At the stone masons' festival on Saturday, there was a tent which showed all the conservation and restoration skills from the Cathedral workshop, including joinery, lead work, stone carving and stained glass. I was having a wander round when some brightly coloured Victorian-looking stained glass caught my eye. Two panels of a window were shown and the window was originally in St Mark's Church, Lincoln, which was built by William Watkins in 1871-2 and demolished in 1971.
A coloured postcard of St Marks Church, Lincoln (I think) from www.slha.org.com
I read the accompanying information and could hardly contain my excitement! The windows were from a design by Edward Burne-Jones (Ned) and made by Morris (Top) & Co. Anyone knowing my love for all things Pre-Raphaelite can imagine how I felt, coming face to face with these in such an unexpected way. However, on reading further, I discovered that they were made around 1921 and it was Dearle, the then principal designer, as Burne-Jones and Morris had died by then, who actually made them.
The windows had been saved, albeit in a rather sad state and had been in the Cathedral stained glass workshops since 1971, never having been displayed since then. The stained glass workshop craftspeople are now starting to restore them and the plan is to then find an ecclesiastical home for them, possibly even in the Cathedral.
Apologies for the photo - the light was all wrong! This is the unrestored state of 'The Virgin Mary', dirty, with large chunks missing and unstable lead work.
details here), and she mentions this type of window, created from Burne-Jones' designs from 1914 onwards:
Burne-Jones would not have approved of these late windows. The colour is much cruder than he or William Morris would ever have allowed. There is the heavy mass of foliage and incidental detail Henry Dearle, still Morris & Co's principal designer, could not resist (p.523).
I still think it is beautiful though.
Another photo of the Cathedral, for no other reason than the sun was shining and it looked beautiful.
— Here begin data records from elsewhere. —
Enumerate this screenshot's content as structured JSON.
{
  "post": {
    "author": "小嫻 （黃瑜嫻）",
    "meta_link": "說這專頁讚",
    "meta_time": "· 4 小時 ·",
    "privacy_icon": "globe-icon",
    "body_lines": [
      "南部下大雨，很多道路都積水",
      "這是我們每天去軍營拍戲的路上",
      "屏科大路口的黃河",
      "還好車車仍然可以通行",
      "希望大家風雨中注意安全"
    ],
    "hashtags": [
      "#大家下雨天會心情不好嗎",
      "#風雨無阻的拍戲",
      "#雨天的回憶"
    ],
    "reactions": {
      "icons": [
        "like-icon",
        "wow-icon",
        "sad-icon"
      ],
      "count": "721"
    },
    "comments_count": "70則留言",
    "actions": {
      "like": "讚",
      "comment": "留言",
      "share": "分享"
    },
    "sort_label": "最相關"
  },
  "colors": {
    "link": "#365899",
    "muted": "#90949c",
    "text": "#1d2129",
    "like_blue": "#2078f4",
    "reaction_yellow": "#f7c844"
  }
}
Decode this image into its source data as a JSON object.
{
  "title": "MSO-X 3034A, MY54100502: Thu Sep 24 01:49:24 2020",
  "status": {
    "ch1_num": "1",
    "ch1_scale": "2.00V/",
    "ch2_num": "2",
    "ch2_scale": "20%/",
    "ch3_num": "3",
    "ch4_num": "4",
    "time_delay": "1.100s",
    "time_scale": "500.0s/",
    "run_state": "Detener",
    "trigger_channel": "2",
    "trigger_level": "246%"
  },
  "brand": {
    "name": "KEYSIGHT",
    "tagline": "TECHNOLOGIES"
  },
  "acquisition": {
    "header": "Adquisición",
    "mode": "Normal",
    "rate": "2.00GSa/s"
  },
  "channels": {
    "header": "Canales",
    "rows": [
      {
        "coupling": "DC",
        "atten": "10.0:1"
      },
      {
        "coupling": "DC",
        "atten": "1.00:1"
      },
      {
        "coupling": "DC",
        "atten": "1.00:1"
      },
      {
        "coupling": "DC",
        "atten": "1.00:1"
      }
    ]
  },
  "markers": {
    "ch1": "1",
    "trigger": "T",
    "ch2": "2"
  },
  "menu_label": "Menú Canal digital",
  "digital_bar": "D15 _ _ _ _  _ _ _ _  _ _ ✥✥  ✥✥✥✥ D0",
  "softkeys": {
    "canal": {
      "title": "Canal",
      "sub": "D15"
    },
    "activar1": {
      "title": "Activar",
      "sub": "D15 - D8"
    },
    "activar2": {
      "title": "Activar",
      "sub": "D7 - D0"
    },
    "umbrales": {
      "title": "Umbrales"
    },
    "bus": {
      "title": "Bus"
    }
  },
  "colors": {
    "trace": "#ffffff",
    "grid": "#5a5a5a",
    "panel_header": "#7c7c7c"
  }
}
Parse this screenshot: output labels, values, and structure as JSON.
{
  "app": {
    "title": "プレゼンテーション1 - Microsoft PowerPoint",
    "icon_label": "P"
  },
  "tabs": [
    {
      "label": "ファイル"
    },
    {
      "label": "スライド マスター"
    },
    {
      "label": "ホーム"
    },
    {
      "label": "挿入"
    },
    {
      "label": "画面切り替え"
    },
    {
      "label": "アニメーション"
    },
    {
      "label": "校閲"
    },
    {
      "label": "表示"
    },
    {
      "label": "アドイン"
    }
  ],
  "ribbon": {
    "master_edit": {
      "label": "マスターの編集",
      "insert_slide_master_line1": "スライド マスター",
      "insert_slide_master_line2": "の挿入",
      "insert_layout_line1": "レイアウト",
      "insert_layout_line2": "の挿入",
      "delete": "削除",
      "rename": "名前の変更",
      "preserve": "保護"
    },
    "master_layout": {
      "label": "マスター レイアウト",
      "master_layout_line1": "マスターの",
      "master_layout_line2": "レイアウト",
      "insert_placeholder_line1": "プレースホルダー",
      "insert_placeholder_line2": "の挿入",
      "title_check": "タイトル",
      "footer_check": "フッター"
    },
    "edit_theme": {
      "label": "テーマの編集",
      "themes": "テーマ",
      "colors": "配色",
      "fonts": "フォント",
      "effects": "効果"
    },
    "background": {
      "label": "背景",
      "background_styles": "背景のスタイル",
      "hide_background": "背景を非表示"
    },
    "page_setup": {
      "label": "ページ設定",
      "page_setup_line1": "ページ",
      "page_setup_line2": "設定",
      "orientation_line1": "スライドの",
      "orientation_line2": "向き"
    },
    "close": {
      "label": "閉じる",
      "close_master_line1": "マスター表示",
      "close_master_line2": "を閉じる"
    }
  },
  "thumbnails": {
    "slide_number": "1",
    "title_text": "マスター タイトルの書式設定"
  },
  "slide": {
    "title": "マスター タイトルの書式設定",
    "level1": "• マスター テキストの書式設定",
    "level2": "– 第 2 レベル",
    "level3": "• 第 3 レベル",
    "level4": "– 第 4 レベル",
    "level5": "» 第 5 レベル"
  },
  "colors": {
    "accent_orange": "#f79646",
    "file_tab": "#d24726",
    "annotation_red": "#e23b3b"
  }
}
Perhaps the restored windows may one day be seen somewhere in there.